Collected data entries
**********
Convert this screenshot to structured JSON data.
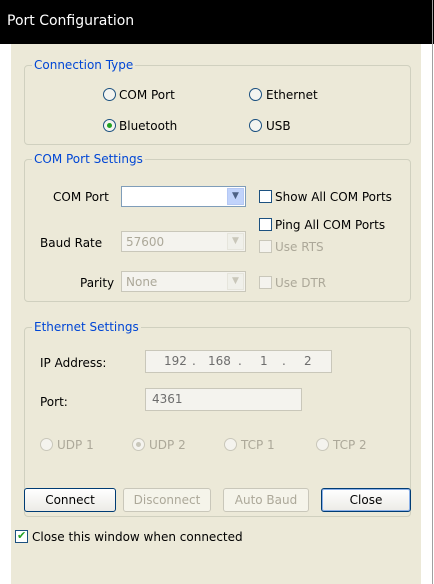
{
  "window": {
    "title": "Port Configuration"
  },
  "connection_type": {
    "legend": "Connection Type",
    "options": [
      {
        "label": "COM Port",
        "selected": false
      },
      {
        "label": "Ethernet",
        "selected": false
      },
      {
        "label": "Bluetooth",
        "selected": true
      },
      {
        "label": "USB",
        "selected": false
      }
    ]
  },
  "com_settings": {
    "legend": "COM Port Settings",
    "com_port": {
      "label": "COM Port",
      "value": ""
    },
    "baud_rate": {
      "label": "Baud Rate",
      "value": "57600",
      "enabled": false
    },
    "parity": {
      "label": "Parity",
      "value": "None",
      "enabled": false
    },
    "show_all": {
      "label": "Show All COM Ports",
      "checked": false
    },
    "ping_all": {
      "label": "Ping All COM Ports",
      "checked": false
    },
    "use_rts": {
      "label": "Use RTS",
      "checked": false,
      "enabled": false
    },
    "use_dtr": {
      "label": "Use DTR",
      "checked": false,
      "enabled": false
    }
  },
  "ethernet_settings": {
    "legend": "Ethernet Settings",
    "ip_label": "IP Address:",
    "ip": [
      "192",
      "168",
      "1",
      "2"
    ],
    "ip_dot": ".",
    "port_label": "Port:",
    "port_value": "4361",
    "protocols": [
      {
        "label": "UDP 1",
        "selected": false
      },
      {
        "label": "UDP 2",
        "selected": true
      },
      {
        "label": "TCP 1",
        "selected": false
      },
      {
        "label": "TCP 2",
        "selected": false
      }
    ]
  },
  "buttons": {
    "connect": "Connect",
    "disconnect": "Disconnect",
    "auto_baud": "Auto Baud",
    "close": "Close"
  },
  "close_on_connect": {
    "label": "Close this window when connected",
    "checked": true
  },
  "icons": {
    "dropdown": "▼",
    "check": "✔"
  }
}
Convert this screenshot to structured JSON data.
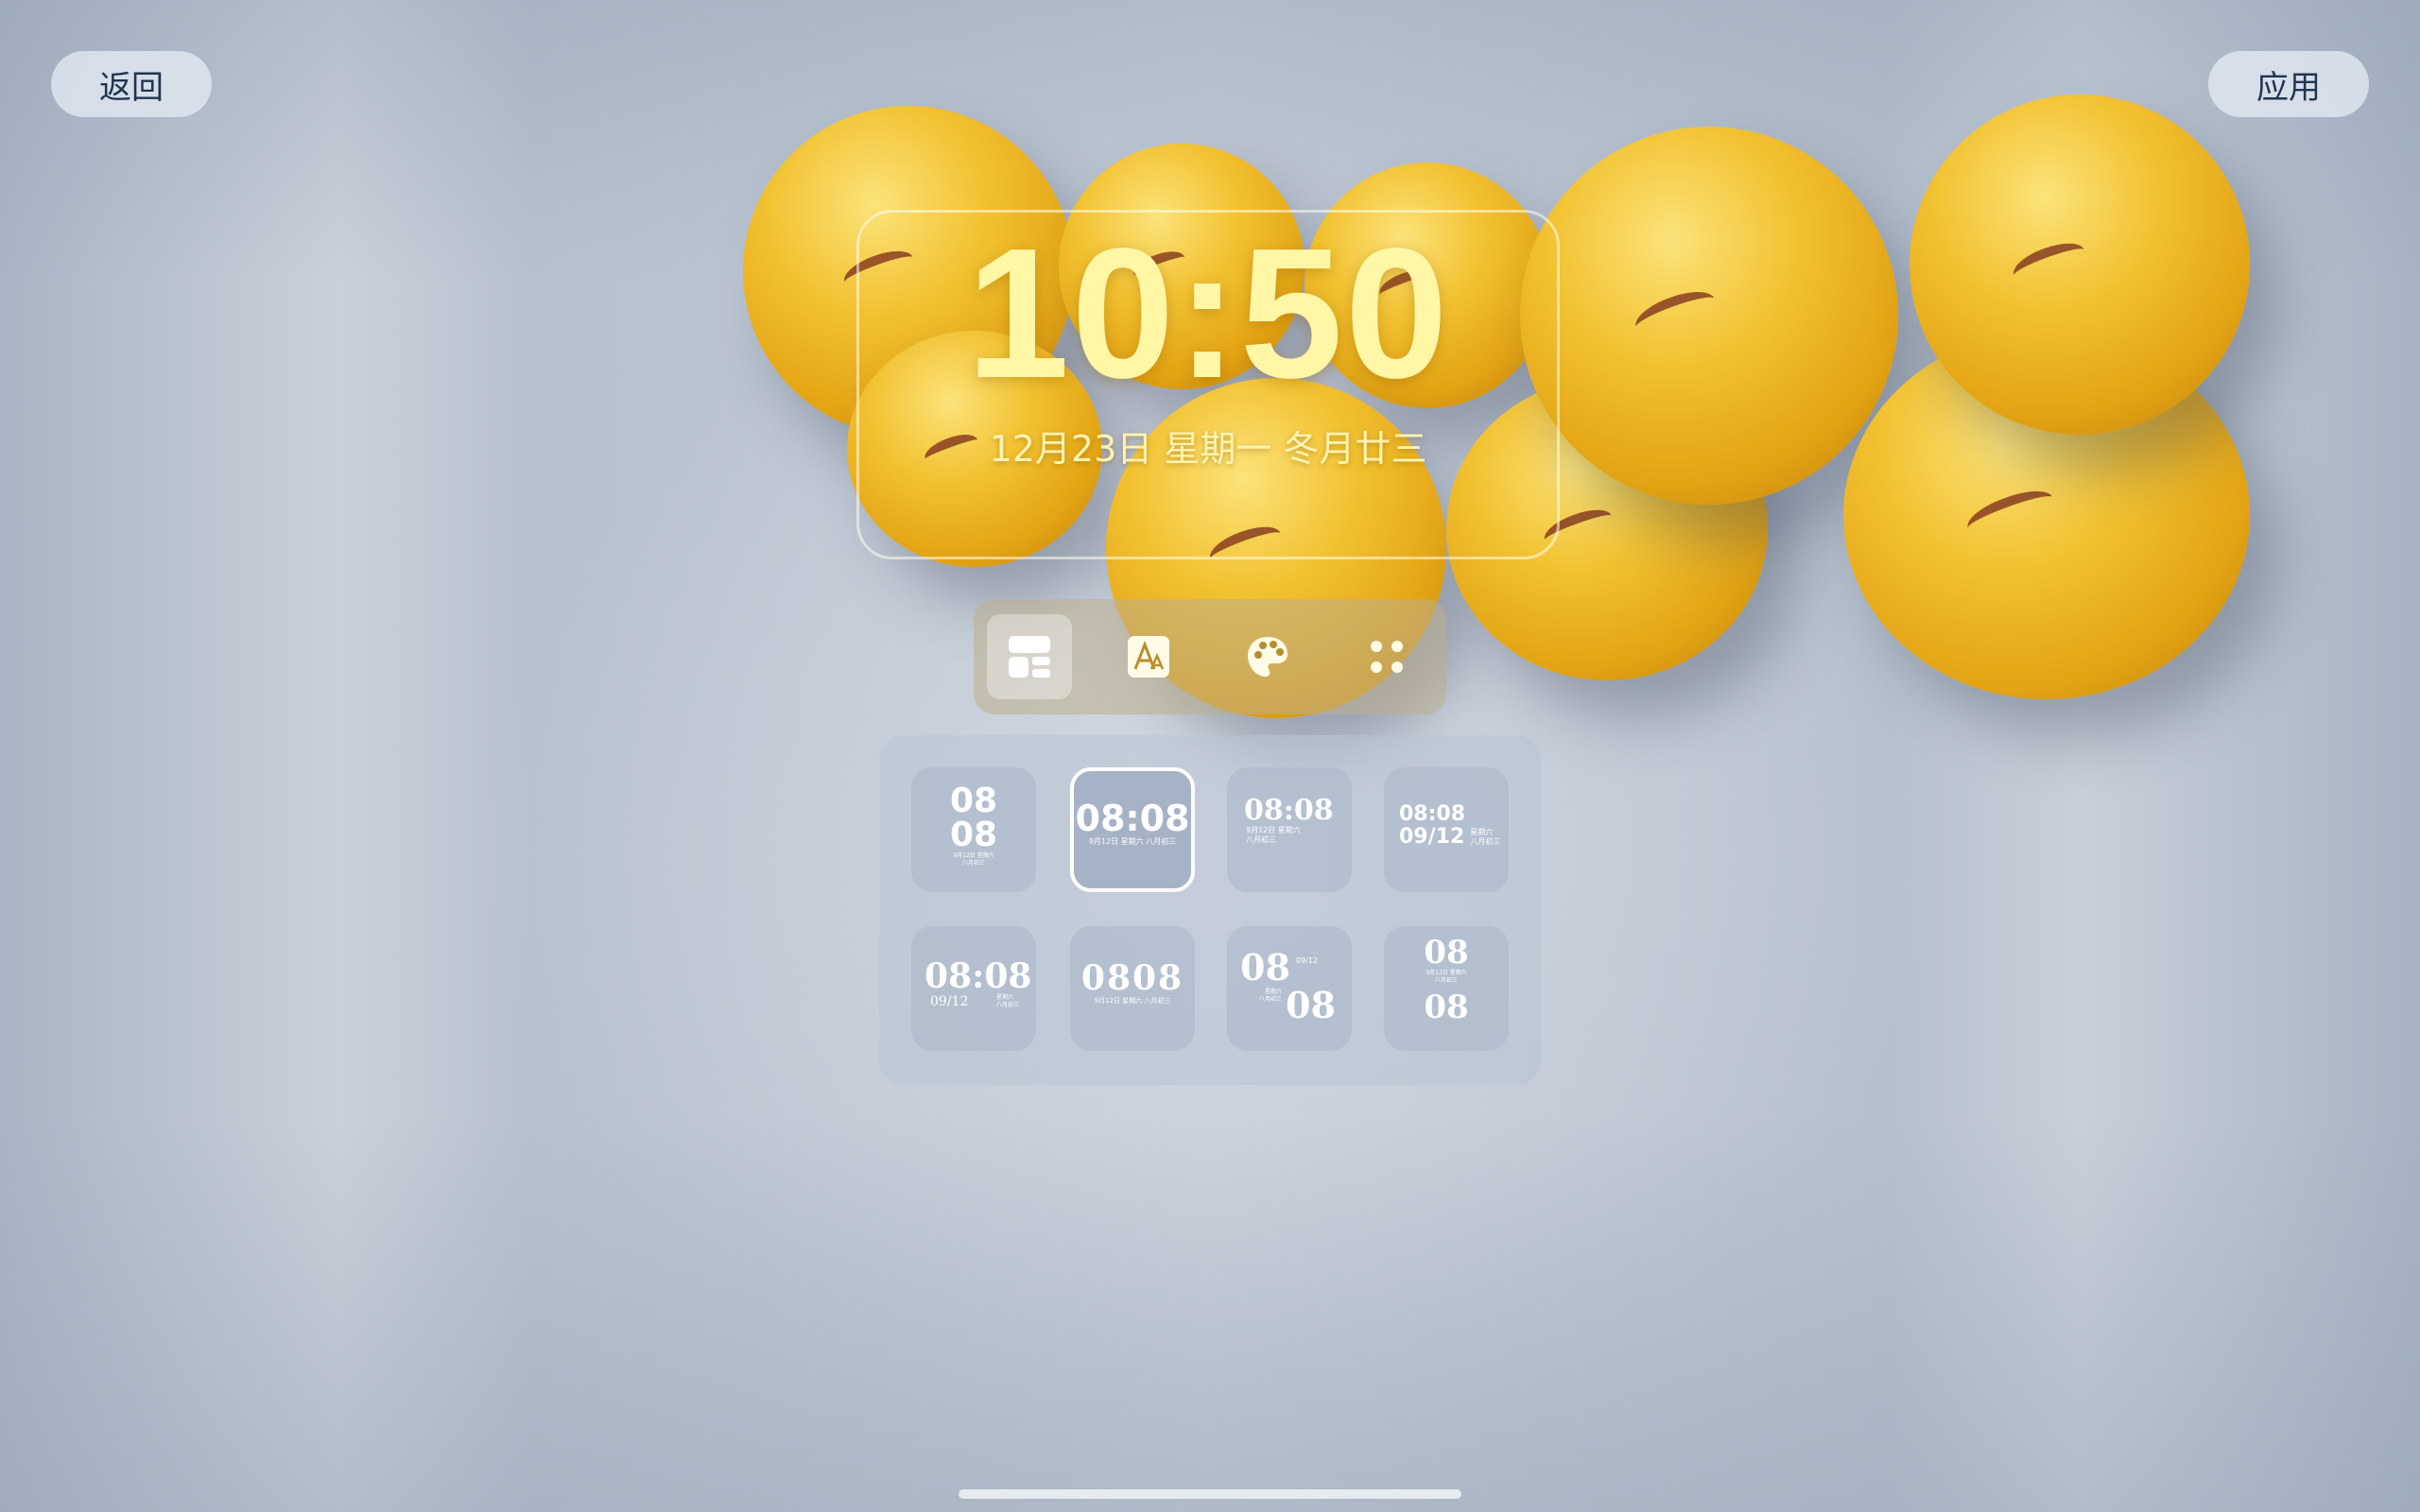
{
  "header": {
    "back_label": "返回",
    "apply_label": "应用"
  },
  "clock": {
    "time": "10:50",
    "date": "12月23日  星期一  冬月廿三"
  },
  "toolbar": {
    "tools": [
      {
        "icon": "layout-icon",
        "active": true
      },
      {
        "icon": "font-icon",
        "active": false
      },
      {
        "icon": "palette-icon",
        "active": false
      },
      {
        "icon": "more-icon",
        "active": false
      }
    ]
  },
  "styles": {
    "s1": {
      "top": "08",
      "bottom": "08",
      "line1": "9月12日 星期六",
      "line2": "八月初三"
    },
    "s2": {
      "time": "08:08",
      "line": "9月12日 星期六 八月初三"
    },
    "s3": {
      "time": "08:08",
      "line1": "9月12日 星期六",
      "line2": "八月初三"
    },
    "s4": {
      "time": "08:08",
      "date": "09/12",
      "line1": "星期六",
      "line2": "八月初三"
    },
    "s5": {
      "time": "08:08",
      "date": "09/12",
      "line1": "星期六",
      "line2": "八月初三"
    },
    "s6": {
      "time": "0808",
      "line": "9月12日 星期六 八月初三"
    },
    "s7": {
      "top": "08",
      "bottom": "08",
      "date": "09/12",
      "line1": "星期六",
      "line2": "八月初三"
    },
    "s8": {
      "top": "08",
      "bottom": "08",
      "line1": "9月12日 星期六",
      "line2": "八月初三"
    }
  },
  "colors": {
    "clock_text": "#fff6a6",
    "ball_yellow": "#f2c232",
    "button_text": "#1f3550"
  }
}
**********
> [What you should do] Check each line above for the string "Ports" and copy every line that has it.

> [Exercise answer]
      "label": "Show All COM Ports",
      "label": "Ping All COM Ports",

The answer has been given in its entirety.